      If I recall correctly, he claimed terrorism only followed OIF to Iraq despite that Saddam’s regime was a global leader of terrorism, including Islamic terrorism, that rivaled and overlapped the al Qaeda network.

      He even claimed Iraq was innocent on the disarmament issue despite that in Saddam’s “final opportunity to comply” (UNSCR 1441), UNMOVIC confirmed Iraq’s “continued violations of its obligations” (UNSCR 1441) with “about 100 unresolved disarmament issues”, which triggered OIF. Then the Iraq Survey Group corroborated Iraq was in material breach of UNSCR 687 with the finding of “hundreds of cases, based on both documents, physical evidence and the testimony of Iraqis, of activities that were prohibited under the initial U.N. Resolution 687 and that should have been reported under 1441, with Iraqi testimony that not only did they not tell the U.N. about this, they were instructed not to do it and they hid material” (Kay, 28JAN04).

    27. Michael Kennedy Says:

      “Oh lord, they have to advertise it as well?”

      The farms have been posting these signs for as long as I can remember which is about 60 years. You just have no idea what you are writing about. That’s all.

      I suspect it is an ad for the farms’ product.

    28. Kirk Parker Says:

      Jim Miller,

      Wild-caught seafood“, and forest-gathered mushrooms, and anything hunted as long as it’s not at a private hunting reserve that has its own breeding program.

      Jonathan,

      Speed and precision isn’t the only difference from older techniques. The huge difference for me is that with GMO we know where the other genes came from! With Mendelian cross-breeding, we generally haven’t the slightest clue where the beneficial (to us) modifications, that we are trying to isolate and propagate, came from.
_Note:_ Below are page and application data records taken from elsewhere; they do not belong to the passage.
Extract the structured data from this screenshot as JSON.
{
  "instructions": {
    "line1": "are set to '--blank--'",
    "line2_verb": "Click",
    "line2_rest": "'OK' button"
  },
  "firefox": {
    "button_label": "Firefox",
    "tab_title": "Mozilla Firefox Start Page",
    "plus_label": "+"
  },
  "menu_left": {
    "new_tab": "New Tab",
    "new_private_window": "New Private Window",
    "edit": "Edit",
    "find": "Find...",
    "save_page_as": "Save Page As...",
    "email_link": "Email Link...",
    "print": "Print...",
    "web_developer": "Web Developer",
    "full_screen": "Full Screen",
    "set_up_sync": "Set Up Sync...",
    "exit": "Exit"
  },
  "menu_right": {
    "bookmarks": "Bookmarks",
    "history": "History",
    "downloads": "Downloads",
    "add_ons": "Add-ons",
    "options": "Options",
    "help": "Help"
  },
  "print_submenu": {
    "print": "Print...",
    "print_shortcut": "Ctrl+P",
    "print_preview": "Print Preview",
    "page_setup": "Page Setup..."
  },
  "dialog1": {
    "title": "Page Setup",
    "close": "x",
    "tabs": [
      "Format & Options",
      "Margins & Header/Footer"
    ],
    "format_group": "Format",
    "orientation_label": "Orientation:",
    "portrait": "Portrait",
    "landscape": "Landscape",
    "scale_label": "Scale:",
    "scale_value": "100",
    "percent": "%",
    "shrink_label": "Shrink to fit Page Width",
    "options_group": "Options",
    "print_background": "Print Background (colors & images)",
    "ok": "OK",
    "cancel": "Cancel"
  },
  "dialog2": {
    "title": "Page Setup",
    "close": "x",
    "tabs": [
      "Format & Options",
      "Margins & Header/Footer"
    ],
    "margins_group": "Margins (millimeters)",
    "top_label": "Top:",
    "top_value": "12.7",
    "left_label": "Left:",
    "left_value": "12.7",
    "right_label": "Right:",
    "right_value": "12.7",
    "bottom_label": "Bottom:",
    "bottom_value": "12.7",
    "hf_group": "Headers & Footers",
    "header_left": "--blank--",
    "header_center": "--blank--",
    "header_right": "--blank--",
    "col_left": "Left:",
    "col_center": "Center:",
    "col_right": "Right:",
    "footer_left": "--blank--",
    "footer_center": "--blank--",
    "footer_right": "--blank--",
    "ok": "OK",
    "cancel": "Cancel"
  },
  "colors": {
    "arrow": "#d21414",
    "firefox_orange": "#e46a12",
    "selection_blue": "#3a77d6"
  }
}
      Eric,

      Oh good grief! “Inner Circle”? By no stretch of the imagination should this have included virtually the entire commissioned-officer corps.

      Mike K,

      I think we need a better class of troll.

      This is one of my fondest desires… but I fear they don’t make them any more (and have lost all the engineering drawings.)

    29. PenGun Says:

      “The farms have been posting these signs for as long as I can remember which is about 60 years. You just have no idea what you are writing about. That’s all.”

      True enough. I was trying to figure out what Mike K was talking about. Dumb of me. ;)